European sole maize in 2023
A significant decline in planned sowing
Maize sowing has started in Europe but is being slowed down by cool weather conditions and wet soil. The rain in March eased water concerns left over from the dry winter, particularly in France. However, sowing forecasts suggest a significant decrease in European sole maize in 2023. This trend seems related to a decline of economic competitiveness of the maize crop, with falling prices and rising production costs, a crop failure in 2022, and the entry into force of new CAP (Common Agricultural Policy) requirements. These factors guide farmers’ decisions on which competing species to adopt. Since the autumn sowing period, there has been an increase in sole rapeseed and cereals (wheat and barley). As the spring sowing season approaches, farmers seem to be focusing on sunflowers. Consequently, our estimate of the maize growing area in 2023 is therefore 14.1 million hectares in the EU, a reduction of 6% and at least 800,000 ha compared to 2022. This trend is most marked in grain maize, which will decline from 8% to 10% in France.
There is also a downward trend in southern Europe due to pressure on water resources, which is expected to bring about a reduction in maize growing areas by 10% in Italy and 6% in Spain. In central Europe, maize growing areas will be reduced by at least 5% in Poland and 10% in Hungary and Romania. Maize silage areas will also be slightly down, notably in Germany, in line with the reduction in livestock and decline in the use of silage maize in biogas plants. In France, maize silage will fall by around 2% due to the reduction in livestock. Outside the EU, maize growing areas are again expected to decrease significantly in the Ukraine. Following a difficult harvest in 2022, and a lack of funds, grain maize could fall by almost 25% in that country. In Russia, grain growing areas are also expected to decline slightly. Maize growing areas are expected to be relatively stable in Belarus and in decline in Serbia. One exception to the overall reduction in maize growing areas in 2023 is Turkey, where a significant increase is expected, as a replacement for cotton crops, which have become less attractive.

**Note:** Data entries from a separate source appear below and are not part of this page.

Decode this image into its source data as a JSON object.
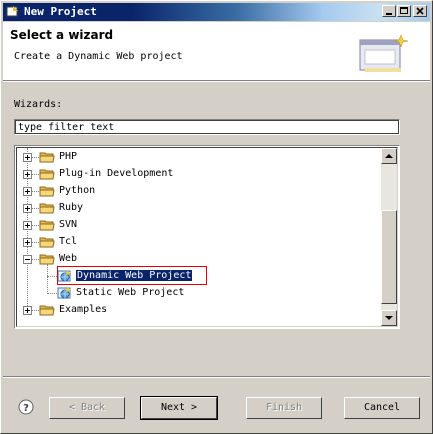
{
  "window": {
    "title": "New Project",
    "colors": {
      "titlebar": "#0a246a",
      "face": "#d4d0c8",
      "selection": "#0a246a",
      "highlight_box": "#e00000"
    }
  },
  "header": {
    "title": "Select a wizard",
    "description": "Create a Dynamic Web project",
    "banner_icon": "wizard-banner-icon"
  },
  "wizards": {
    "label": "Wizards:",
    "filter_value": "type filter text"
  },
  "tree": {
    "items": [
      {
        "label": "PHP",
        "expanded": false
      },
      {
        "label": "Plug-in Development",
        "expanded": false
      },
      {
        "label": "Python",
        "expanded": false
      },
      {
        "label": "Ruby",
        "expanded": false
      },
      {
        "label": "SVN",
        "expanded": false
      },
      {
        "label": "Tcl",
        "expanded": false
      },
      {
        "label": "Web",
        "expanded": true
      },
      {
        "label": "Dynamic Web Project",
        "child": true,
        "selected": true
      },
      {
        "label": "Static Web Project",
        "child": true
      },
      {
        "label": "Examples",
        "expanded": false
      }
    ]
  },
  "buttons": {
    "back": "< Back",
    "next": "Next >",
    "finish": "Finish",
    "cancel": "Cancel"
  }
}
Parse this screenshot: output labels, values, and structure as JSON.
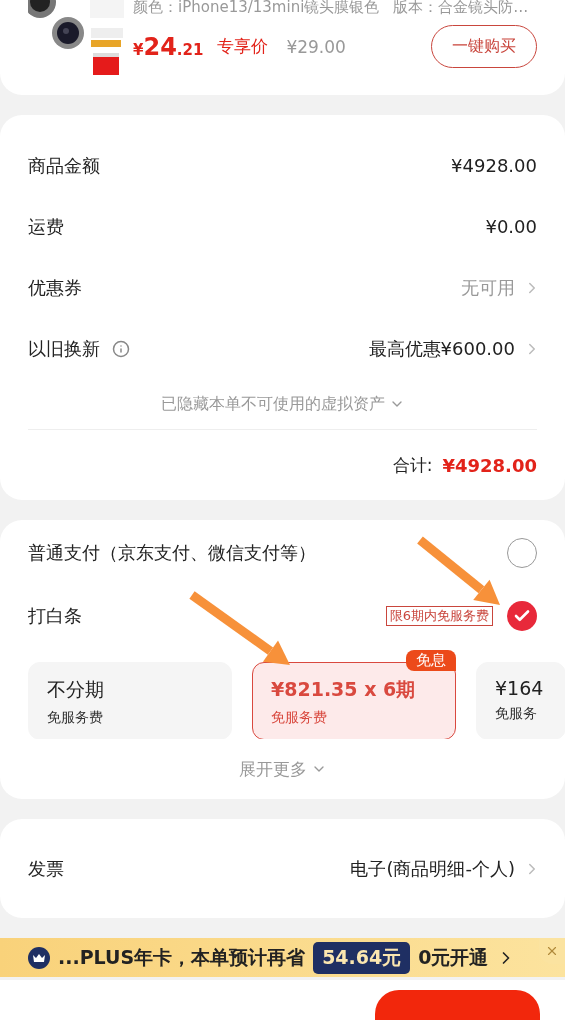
{
  "product": {
    "spec_color": "颜色：iPhone13/13mini镜头膜银色",
    "spec_version": "版本：合金镜头防…",
    "price_symbol": "¥",
    "price_int": "24",
    "price_dec": ".21",
    "price_tag": "专享价",
    "original_price": "¥29.00",
    "buy_button": "一键购买"
  },
  "summary": {
    "rows": [
      {
        "kind": "plain",
        "label": "商品金额",
        "value": "¥4928.00"
      },
      {
        "kind": "plain",
        "label": "运费",
        "value": "¥0.00"
      },
      {
        "kind": "muted_link",
        "label": "优惠券",
        "value": "无可用"
      },
      {
        "kind": "info_link",
        "label": "以旧换新",
        "value": "最高优惠¥600.00"
      }
    ],
    "hidden_note": "已隐藏本单不可使用的虚拟资产",
    "total_label": "合计:",
    "total_value": "¥4928.00"
  },
  "payment": {
    "methods": [
      {
        "label": "普通支付（京东支付、微信支付等）",
        "selected": false
      },
      {
        "label": "打白条",
        "tag": "限6期内免服务费",
        "selected": true
      }
    ],
    "installments": [
      {
        "title": "不分期",
        "subtitle": "免服务费",
        "selected": false
      },
      {
        "title": "¥821.35 x 6期",
        "subtitle": "免服务费",
        "badge": "免息",
        "selected": true
      },
      {
        "title": "¥164",
        "subtitle": "免服务",
        "selected": false
      }
    ],
    "expand": "展开更多"
  },
  "invoice": {
    "label": "发票",
    "value": "电子(商品明细-个人)"
  },
  "plus_banner": {
    "text": "...PLUS年卡，本单预计再省",
    "savings": "54.64元",
    "cta": "0元开通"
  }
}
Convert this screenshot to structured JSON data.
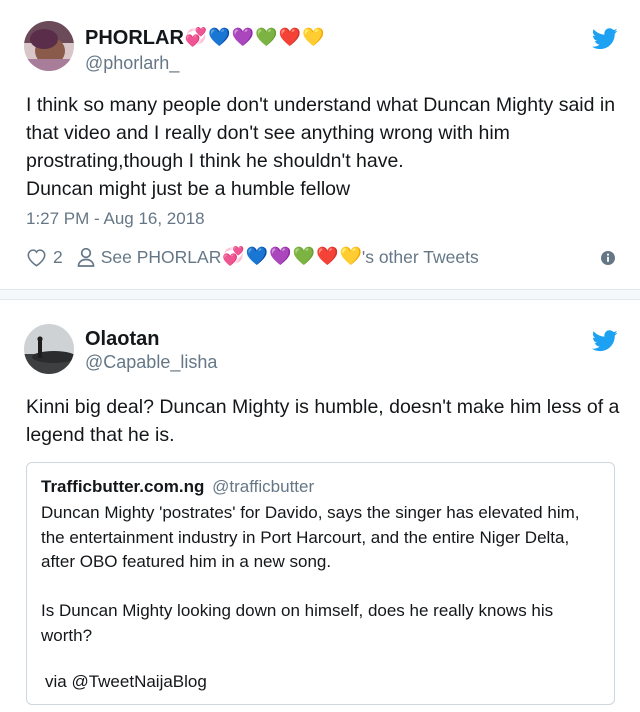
{
  "tweets": [
    {
      "display_name": "PHORLAR",
      "name_emojis": [
        "💞",
        "💙",
        "💜",
        "💚",
        "❤️",
        "💛"
      ],
      "handle": "@phorlarh_",
      "text_lines": [
        "I think so many people don't understand what Duncan Mighty said in that video and I  really don't see anything wrong with him prostrating,though I think he shouldn't have.",
        "Duncan might just be a humble fellow"
      ],
      "timestamp": "1:27 PM - Aug 16, 2018",
      "like_count": "2",
      "see_prefix": "See PHORLAR",
      "see_suffix": "'s other Tweets"
    },
    {
      "display_name": "Olaotan",
      "handle": "@Capable_lisha",
      "text": "Kinni big deal? Duncan Mighty is humble, doesn't make him less of a legend that he is.",
      "quote": {
        "name": "Trafficbutter.com.ng",
        "handle": "@trafficbutter",
        "paragraph1": "Duncan Mighty 'postrates' for Davido, says the singer has elevated him, the entertainment industry in Port Harcourt, and the entire Niger Delta, after OBO featured him in a new song.",
        "paragraph2": "Is Duncan Mighty looking down on himself, does he really knows his worth?",
        "via": "via @TweetNaijaBlog"
      }
    }
  ],
  "colors": {
    "twitter_blue": "#1da1f2",
    "muted": "#657786",
    "text": "#14171a",
    "border": "#e1e8ed"
  },
  "icons": [
    "twitter-bird-icon",
    "heart-icon",
    "person-icon",
    "info-icon"
  ]
}
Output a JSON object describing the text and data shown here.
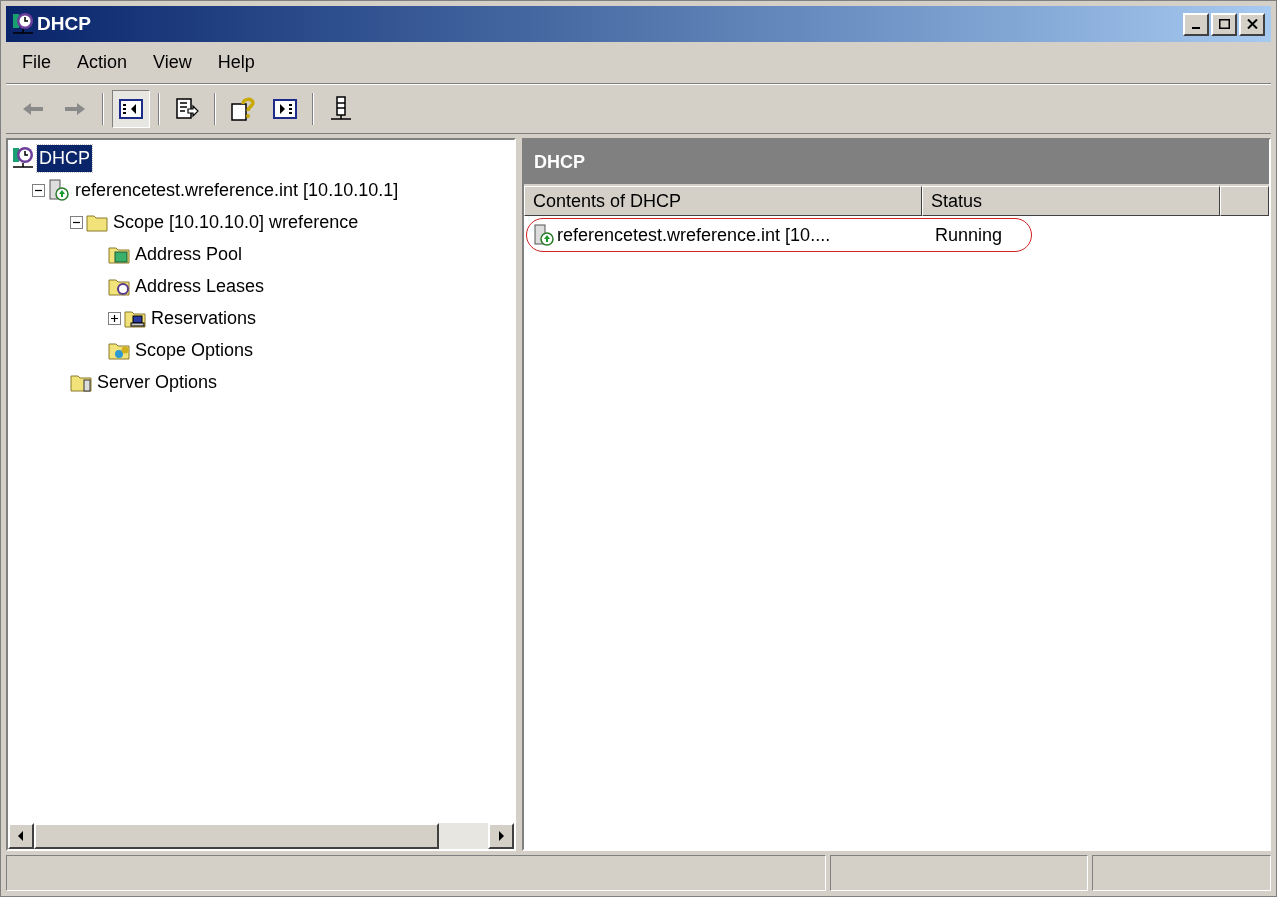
{
  "window": {
    "title": "DHCP"
  },
  "menu": [
    "File",
    "Action",
    "View",
    "Help"
  ],
  "toolbar": [
    {
      "kind": "back",
      "disabled": true
    },
    {
      "kind": "forward",
      "disabled": true
    },
    {
      "kind": "separator"
    },
    {
      "kind": "tree",
      "pressed": true
    },
    {
      "kind": "separator"
    },
    {
      "kind": "export",
      "pressed": false
    },
    {
      "kind": "separator"
    },
    {
      "kind": "help",
      "pressed": false
    },
    {
      "kind": "pane",
      "pressed": false
    },
    {
      "kind": "separator"
    },
    {
      "kind": "server",
      "pressed": false
    }
  ],
  "tree": [
    {
      "label": "DHCP",
      "kind": "dhcp",
      "selected": true,
      "children": [
        {
          "label": "referencetest.wreference.int [10.10.10.1]",
          "kind": "server",
          "selected": false,
          "expanded": true,
          "children": [
            {
              "label": "Scope [10.10.10.0] wreference",
              "kind": "folder",
              "selected": false,
              "expanded": true,
              "children": [
                {
                  "label": "Address Pool",
                  "kind": "pool",
                  "selected": false
                },
                {
                  "label": "Address Leases",
                  "kind": "leases",
                  "selected": false
                },
                {
                  "label": "Reservations",
                  "kind": "reservations",
                  "selected": false,
                  "expanded": false
                },
                {
                  "label": "Scope Options",
                  "kind": "options",
                  "selected": false
                }
              ]
            },
            {
              "label": "Server Options",
              "kind": "serveroptions",
              "selected": false
            }
          ]
        }
      ]
    }
  ],
  "details": {
    "title": "DHCP",
    "columns": [
      "Contents of DHCP",
      "Status"
    ],
    "rows": [
      {
        "name": "referencetest.wreference.int [10....",
        "status": "Running",
        "circled": true
      }
    ]
  }
}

Maize seeds: production in the field for the 2024 supplies
In a situation of reduced demand for grain maize and maize silage seeds in 2023, those involved in varietal creation and seed production are working to ensure sufficient supplies to cover demand, in both volume and quality terms. France is the leading producer of maize seeds in Europe and the leading exporter worldwide. Given the expected decline in the market in 2023, and local tensions over water resources, the multiplication programme could decrease lightly, by up to -7%, but is expected to remain high, at around 78,000 ha. In Romania, the EU’s second largest producer, a decline seems to be on the way, by up to -6%, with estimated growing areas of 29,000 to 30,000 ha. We can also see a -6% downward trend in Hungary, , with an estimated area of 25,000 to 26,000 ha. At EU level overall, the production plan is expected to fall by 8%, or around 160,000 to 165,000 ha. Outside the EU, there is an upward trend in the “Black Sea” zone. We therefore estimate a +22% increase in planned production in Ukraine, with a total area planted of around 36,000 ha. We should recall that, since 2021, Ukraine has benefited from “equivalence” of its maize seed production for the supply of EU markets. In Russia, the expected rise in production brings total estimated production close to 39,000 ha, most of which will be used to supply the local market. The forecast rise in Turkish production is in the region of +12%. In Serbia, on the other hand, scheduled production is expected to fall by -5%.